*Data supplied:*
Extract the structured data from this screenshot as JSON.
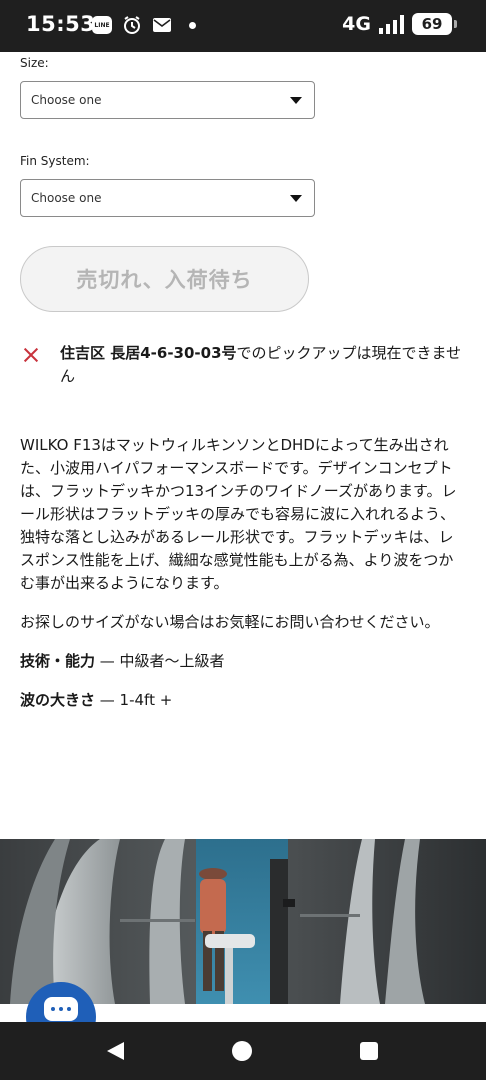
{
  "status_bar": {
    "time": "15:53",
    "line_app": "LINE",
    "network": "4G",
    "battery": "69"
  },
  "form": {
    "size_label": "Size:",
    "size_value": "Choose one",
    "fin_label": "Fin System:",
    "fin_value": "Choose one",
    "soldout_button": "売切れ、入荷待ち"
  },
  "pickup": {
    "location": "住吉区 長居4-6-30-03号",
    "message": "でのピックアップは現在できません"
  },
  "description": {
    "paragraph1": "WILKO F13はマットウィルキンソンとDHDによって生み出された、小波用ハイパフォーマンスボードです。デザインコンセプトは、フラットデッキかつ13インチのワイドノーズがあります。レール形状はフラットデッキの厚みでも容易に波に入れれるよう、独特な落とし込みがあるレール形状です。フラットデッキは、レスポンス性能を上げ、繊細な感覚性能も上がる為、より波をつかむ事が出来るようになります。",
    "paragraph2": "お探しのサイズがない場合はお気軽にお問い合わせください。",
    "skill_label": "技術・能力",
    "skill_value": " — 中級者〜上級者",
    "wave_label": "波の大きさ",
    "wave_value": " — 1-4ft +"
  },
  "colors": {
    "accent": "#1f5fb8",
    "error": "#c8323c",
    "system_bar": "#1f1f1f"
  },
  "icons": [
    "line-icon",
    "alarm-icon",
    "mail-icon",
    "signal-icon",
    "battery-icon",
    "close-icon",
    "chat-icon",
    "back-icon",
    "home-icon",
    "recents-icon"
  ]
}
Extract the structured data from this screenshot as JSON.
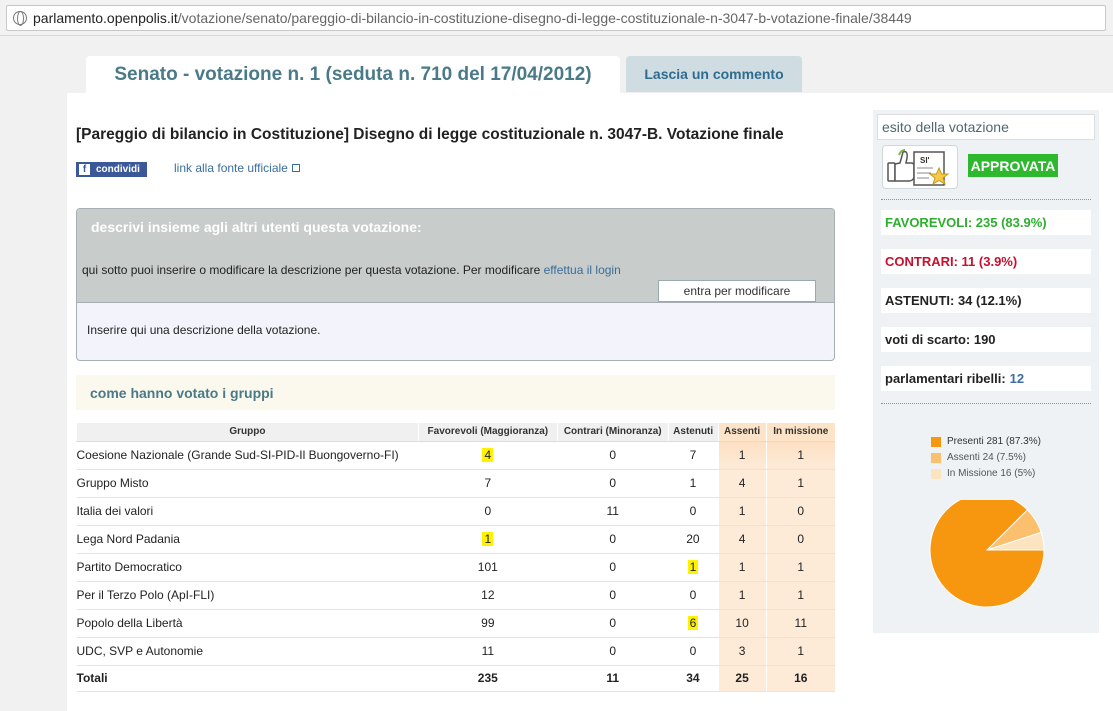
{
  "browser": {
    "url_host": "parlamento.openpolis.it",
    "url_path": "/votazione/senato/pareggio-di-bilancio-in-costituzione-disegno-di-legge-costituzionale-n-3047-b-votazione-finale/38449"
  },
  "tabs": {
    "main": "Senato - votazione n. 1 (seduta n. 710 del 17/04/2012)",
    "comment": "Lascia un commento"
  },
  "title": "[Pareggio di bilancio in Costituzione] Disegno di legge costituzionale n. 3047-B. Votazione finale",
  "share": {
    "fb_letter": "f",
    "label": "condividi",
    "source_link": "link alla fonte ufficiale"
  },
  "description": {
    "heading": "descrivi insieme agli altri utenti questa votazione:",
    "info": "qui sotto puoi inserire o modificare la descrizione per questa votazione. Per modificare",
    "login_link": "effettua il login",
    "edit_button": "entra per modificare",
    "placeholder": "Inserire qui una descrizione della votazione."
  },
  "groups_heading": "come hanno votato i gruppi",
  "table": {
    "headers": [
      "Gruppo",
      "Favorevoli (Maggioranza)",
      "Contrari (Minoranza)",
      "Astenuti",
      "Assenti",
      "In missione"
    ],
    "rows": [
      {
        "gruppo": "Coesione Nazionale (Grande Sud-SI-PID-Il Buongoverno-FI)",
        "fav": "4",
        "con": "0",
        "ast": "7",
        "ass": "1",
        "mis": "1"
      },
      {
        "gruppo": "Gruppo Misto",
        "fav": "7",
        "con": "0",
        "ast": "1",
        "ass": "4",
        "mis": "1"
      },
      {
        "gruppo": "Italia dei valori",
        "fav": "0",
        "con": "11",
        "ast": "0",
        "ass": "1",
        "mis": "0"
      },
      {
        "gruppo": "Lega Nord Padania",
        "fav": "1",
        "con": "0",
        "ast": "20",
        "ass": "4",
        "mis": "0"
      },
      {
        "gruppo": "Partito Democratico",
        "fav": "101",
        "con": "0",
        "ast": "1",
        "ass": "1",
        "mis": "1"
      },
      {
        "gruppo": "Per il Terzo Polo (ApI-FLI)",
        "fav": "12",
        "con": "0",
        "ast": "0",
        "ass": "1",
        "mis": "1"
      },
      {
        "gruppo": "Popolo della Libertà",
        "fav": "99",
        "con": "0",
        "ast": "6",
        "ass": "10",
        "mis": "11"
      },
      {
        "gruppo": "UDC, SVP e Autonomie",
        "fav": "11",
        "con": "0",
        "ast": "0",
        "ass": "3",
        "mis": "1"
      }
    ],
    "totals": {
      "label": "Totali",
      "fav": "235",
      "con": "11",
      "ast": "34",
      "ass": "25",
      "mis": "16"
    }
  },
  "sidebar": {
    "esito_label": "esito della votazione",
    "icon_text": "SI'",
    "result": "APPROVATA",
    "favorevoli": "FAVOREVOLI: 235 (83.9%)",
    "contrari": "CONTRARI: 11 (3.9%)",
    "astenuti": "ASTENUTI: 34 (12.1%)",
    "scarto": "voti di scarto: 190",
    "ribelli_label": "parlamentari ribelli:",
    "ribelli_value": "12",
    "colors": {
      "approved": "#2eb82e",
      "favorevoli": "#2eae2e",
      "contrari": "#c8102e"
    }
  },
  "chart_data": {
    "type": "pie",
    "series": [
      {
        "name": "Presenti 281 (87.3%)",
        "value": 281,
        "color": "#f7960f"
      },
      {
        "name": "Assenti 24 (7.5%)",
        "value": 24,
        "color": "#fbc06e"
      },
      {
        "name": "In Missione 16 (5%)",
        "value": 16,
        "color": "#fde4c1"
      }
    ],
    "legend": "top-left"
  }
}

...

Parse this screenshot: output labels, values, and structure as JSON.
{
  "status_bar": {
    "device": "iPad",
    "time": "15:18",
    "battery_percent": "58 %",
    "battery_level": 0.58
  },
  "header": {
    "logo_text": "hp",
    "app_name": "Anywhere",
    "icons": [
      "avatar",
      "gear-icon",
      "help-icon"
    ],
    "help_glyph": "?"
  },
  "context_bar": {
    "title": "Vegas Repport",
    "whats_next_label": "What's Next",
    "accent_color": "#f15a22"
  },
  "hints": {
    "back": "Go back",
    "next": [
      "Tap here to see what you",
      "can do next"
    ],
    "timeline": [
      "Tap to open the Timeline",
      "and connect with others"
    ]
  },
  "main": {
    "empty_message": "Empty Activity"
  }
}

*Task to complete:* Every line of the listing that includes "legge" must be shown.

*Solved problem:*
    "url_path": "/votazione/senato/pareggio-di-bilancio-in-costituzione-disegno-di-legge-costituzionale-n-3047-b-votazione-finale/38449"
  "title": "[Pareggio di bilancio in Costituzione] Disegno di legge costituzionale n. 3047-B. Votazione finale",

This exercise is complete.